A country ravaged by fighting, an economy in ruins
The coup reignited fighting with ethnic rebels and spawned dozens of anti-junta “people’s defense forces” (PDF) groups. Whole sections of the country are ravaged by fighting and the economy is in ruins.
In January, the electoral commission gave political parties two months to re-register under a strict new election law drafted by the military, ahead of new polls it promised to hold but which its opponents say will not will be neither free nor fair.
Of the 90 existing parties, only 50 have applied to re-register under the new rules, state broadcaster MRTV said.
The others will be automatically dissolved from Wednesday, including the LND, founded in particular by Aung San Suu Kyi in 1988. Some leaders in exile had previously called on their movement not to re-register under the new rules.
This party had succeeded in an electoral tidal wave in 1990, an election canceled by the junta of the time. AungSuu Kyi received the Nobel Peace Prize in 1991.
33 years in prison for Aung San Suu Kyi
The NLD remained the crucible of democratic aspirations under the rule of the junta and won the polls of 2015 and 2020 by beating formations linked to the military.
After the February 2021 coup, its leaders were decimated by the junta’s bloody crackdown on dissidents. One of its former parliamentarians was even executed, the victim of the first application of the death penalty in the country for decades.
Party figurehead Aung San Suu Kyi has been detained since the early hours of the coup.

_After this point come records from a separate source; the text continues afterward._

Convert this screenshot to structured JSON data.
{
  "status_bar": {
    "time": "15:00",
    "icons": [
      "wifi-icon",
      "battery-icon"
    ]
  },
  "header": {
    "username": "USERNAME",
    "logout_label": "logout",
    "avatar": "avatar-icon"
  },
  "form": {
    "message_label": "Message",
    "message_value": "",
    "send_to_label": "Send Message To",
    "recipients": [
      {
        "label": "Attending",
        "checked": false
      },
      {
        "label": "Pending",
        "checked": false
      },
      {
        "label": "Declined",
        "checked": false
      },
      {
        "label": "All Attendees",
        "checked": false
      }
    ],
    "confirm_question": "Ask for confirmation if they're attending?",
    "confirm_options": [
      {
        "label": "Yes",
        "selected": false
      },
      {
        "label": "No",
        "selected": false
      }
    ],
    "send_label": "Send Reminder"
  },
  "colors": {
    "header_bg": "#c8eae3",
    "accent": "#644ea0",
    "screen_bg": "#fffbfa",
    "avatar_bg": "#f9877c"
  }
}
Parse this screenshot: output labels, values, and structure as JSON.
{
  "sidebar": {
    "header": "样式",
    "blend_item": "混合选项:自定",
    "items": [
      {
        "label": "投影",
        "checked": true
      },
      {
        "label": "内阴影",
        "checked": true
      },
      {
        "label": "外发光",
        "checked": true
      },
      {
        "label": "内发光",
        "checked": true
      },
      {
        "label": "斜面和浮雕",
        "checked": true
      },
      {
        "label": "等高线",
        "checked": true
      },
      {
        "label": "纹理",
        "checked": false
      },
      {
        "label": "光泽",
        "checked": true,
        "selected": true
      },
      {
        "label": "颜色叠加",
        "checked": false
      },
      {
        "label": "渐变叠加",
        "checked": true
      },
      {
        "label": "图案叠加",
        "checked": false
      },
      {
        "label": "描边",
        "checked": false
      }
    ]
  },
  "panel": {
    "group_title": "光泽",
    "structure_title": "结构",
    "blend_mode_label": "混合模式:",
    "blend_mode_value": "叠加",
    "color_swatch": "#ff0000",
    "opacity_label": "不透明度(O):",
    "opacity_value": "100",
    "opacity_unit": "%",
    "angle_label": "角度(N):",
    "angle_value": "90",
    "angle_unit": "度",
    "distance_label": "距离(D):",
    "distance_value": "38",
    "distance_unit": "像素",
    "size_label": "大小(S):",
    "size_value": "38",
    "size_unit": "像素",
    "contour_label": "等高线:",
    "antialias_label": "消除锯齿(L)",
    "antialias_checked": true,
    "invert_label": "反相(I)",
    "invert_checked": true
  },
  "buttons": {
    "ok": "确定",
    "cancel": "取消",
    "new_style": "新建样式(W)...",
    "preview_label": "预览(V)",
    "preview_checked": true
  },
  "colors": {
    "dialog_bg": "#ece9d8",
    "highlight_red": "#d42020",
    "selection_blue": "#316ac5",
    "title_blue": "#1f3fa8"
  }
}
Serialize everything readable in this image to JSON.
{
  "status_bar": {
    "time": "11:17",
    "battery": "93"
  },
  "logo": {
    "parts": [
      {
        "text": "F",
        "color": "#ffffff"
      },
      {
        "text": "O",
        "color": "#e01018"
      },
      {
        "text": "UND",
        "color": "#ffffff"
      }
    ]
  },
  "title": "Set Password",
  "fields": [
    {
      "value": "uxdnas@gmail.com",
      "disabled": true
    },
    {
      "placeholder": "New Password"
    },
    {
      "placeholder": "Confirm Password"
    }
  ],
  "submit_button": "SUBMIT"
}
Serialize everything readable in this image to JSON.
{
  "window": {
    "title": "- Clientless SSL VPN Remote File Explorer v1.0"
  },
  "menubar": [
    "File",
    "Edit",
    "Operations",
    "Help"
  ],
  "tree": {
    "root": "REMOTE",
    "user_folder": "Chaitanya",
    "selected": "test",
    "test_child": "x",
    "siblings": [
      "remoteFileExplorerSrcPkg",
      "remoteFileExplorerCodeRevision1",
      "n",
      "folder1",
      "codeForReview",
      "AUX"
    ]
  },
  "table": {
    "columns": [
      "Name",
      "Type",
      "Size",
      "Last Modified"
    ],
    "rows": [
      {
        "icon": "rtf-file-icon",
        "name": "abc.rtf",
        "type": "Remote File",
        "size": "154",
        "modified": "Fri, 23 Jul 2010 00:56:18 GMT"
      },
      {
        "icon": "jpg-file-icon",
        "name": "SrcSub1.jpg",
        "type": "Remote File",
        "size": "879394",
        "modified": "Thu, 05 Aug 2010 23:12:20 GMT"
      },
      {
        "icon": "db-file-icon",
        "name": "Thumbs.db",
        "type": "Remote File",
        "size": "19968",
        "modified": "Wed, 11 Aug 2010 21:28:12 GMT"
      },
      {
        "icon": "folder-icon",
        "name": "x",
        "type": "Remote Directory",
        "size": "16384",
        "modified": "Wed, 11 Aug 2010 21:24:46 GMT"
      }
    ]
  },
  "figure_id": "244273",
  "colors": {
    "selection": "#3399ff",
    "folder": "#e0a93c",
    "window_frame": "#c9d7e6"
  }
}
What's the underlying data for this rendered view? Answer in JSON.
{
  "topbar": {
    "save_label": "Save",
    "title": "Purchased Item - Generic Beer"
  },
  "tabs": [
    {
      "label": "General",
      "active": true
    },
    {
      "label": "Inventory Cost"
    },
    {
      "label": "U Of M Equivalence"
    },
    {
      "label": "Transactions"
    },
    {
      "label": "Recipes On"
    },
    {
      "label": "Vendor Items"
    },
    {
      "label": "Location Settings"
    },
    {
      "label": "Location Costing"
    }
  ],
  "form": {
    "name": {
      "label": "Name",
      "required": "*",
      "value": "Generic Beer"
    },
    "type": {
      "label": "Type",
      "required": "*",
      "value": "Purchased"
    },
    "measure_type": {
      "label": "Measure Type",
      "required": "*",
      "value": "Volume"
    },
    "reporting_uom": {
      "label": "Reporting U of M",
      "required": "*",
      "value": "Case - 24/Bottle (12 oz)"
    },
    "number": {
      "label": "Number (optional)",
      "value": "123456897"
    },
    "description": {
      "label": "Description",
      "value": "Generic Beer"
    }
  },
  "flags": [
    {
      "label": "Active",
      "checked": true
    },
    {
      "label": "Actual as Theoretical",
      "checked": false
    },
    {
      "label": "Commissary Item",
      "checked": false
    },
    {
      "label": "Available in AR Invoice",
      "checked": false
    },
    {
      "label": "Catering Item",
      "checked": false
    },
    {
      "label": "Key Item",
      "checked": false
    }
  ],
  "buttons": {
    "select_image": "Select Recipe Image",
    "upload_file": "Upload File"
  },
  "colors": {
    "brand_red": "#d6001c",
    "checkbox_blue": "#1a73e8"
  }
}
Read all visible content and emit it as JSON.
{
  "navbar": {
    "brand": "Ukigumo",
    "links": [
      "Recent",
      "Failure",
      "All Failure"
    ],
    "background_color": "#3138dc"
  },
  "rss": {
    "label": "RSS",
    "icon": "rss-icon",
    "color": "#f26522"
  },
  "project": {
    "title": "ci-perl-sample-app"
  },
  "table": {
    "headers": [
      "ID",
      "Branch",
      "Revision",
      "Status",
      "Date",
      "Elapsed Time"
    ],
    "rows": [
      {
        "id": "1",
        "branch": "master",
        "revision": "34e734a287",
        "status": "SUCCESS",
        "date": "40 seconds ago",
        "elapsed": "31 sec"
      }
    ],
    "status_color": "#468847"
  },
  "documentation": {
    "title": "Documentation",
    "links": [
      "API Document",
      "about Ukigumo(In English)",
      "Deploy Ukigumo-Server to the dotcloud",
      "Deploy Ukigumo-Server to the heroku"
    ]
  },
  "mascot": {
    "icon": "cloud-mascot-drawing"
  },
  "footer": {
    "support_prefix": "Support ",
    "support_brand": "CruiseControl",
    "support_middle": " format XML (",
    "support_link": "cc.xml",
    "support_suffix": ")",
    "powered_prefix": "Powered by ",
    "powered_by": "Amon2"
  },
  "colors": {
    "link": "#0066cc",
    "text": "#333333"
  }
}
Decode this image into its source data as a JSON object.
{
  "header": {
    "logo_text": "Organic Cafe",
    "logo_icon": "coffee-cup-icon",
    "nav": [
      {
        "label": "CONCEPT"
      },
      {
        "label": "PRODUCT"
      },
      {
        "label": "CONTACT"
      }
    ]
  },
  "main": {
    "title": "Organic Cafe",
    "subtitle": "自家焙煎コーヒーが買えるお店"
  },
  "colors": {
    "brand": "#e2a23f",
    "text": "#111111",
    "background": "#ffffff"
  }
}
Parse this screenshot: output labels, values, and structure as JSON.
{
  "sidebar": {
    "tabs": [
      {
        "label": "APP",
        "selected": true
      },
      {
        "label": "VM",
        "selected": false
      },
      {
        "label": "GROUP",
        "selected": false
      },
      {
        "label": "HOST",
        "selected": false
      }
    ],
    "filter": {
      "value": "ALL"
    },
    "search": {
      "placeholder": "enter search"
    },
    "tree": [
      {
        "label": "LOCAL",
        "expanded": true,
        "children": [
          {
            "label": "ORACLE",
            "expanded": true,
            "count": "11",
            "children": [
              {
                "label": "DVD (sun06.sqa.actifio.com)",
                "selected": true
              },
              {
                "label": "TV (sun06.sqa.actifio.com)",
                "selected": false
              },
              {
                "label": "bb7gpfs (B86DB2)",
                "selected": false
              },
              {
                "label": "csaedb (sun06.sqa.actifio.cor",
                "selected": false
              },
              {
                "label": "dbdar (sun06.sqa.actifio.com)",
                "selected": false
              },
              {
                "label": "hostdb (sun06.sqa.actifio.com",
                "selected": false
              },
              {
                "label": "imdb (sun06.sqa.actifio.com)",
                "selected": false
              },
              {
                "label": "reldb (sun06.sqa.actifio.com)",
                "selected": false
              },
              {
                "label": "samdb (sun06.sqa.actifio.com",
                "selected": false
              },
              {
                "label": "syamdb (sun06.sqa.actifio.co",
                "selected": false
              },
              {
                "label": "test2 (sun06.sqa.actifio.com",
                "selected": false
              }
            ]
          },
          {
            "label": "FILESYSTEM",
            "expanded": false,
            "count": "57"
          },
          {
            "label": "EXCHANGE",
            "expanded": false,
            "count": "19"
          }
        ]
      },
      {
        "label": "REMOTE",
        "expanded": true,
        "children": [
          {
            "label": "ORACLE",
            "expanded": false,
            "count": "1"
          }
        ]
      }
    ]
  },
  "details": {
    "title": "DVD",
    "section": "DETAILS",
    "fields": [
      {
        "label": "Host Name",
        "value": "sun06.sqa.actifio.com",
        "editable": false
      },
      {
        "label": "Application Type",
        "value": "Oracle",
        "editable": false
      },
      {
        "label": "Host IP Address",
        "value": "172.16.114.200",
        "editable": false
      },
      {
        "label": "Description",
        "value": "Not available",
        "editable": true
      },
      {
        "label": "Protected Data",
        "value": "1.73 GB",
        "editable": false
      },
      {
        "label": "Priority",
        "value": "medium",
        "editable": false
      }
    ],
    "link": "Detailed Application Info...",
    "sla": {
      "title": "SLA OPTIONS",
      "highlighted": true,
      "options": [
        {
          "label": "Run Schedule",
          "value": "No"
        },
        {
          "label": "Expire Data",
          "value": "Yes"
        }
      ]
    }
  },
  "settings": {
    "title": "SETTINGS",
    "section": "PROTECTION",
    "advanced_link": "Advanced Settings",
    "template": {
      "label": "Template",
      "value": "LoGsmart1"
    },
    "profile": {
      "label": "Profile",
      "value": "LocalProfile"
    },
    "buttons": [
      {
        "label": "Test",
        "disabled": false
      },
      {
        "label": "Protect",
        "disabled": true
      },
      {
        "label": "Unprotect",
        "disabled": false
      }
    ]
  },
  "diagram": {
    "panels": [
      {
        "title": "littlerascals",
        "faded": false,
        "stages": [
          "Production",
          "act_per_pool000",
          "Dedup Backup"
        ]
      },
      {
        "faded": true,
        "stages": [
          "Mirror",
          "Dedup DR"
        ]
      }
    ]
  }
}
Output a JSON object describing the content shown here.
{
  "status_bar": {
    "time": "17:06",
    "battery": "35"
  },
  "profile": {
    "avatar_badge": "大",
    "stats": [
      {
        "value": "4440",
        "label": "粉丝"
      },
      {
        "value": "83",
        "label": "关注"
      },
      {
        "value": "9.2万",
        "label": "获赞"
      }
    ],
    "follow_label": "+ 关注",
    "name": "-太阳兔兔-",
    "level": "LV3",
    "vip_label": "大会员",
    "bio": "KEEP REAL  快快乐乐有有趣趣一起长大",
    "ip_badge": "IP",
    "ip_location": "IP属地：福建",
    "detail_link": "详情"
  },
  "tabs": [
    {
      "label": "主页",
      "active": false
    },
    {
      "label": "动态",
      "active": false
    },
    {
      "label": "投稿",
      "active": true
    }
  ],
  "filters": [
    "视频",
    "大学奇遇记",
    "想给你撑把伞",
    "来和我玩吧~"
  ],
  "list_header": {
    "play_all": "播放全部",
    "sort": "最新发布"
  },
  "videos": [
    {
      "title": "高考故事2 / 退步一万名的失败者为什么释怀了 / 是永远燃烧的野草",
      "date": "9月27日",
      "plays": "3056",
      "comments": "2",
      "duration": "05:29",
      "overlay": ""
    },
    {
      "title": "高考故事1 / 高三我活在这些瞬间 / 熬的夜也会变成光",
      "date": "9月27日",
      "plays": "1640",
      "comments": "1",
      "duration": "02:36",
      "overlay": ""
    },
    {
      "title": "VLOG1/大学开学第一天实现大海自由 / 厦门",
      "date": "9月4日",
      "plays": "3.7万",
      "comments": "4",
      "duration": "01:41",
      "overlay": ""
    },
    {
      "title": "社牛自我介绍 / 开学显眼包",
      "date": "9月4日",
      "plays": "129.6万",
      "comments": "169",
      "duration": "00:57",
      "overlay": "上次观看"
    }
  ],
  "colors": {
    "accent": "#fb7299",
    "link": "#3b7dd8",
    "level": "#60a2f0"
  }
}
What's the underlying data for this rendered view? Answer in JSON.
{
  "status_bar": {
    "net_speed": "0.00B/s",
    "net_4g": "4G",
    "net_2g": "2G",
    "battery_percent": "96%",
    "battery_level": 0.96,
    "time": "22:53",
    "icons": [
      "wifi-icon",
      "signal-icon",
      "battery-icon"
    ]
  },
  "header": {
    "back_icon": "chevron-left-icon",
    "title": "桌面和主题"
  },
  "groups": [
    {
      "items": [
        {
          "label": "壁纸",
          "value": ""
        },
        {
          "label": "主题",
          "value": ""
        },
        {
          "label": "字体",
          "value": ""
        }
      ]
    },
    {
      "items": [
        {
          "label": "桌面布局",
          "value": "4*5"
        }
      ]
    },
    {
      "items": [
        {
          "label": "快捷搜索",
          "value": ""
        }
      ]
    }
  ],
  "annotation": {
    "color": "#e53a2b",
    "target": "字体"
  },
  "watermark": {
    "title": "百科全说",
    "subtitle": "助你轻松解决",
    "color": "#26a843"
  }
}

The 77-year-old now languishes in prison after being sentenced in a series of closed trials to a total of 33 years in prison, which rights groups denounce as a sham.
According to a local organization, more than 3,100 people have been killed in the military crackdown on dissent since the coup, and more than a million people have been displaced by the fighting, according to the United Nations.
On Monday, junta leader Min Aung Hlaing promised not to relax the ongoing crackdown on his opponents and reaffirmed that elections would be held when peace returns, without specifying a timetable.
“Burma’s regime is preparing for national elections which, if imposed by force, could be the bloodiest in the country’s recent history,” said Richard Horsey, senior adviser to the International Crisis Group for Burma.
“The majority of the population is fiercely opposed to the idea of going to the polls to legitimize the political control of the army, and so we will see an escalation of violence if the regime seeks to impose a vote”, a- he added.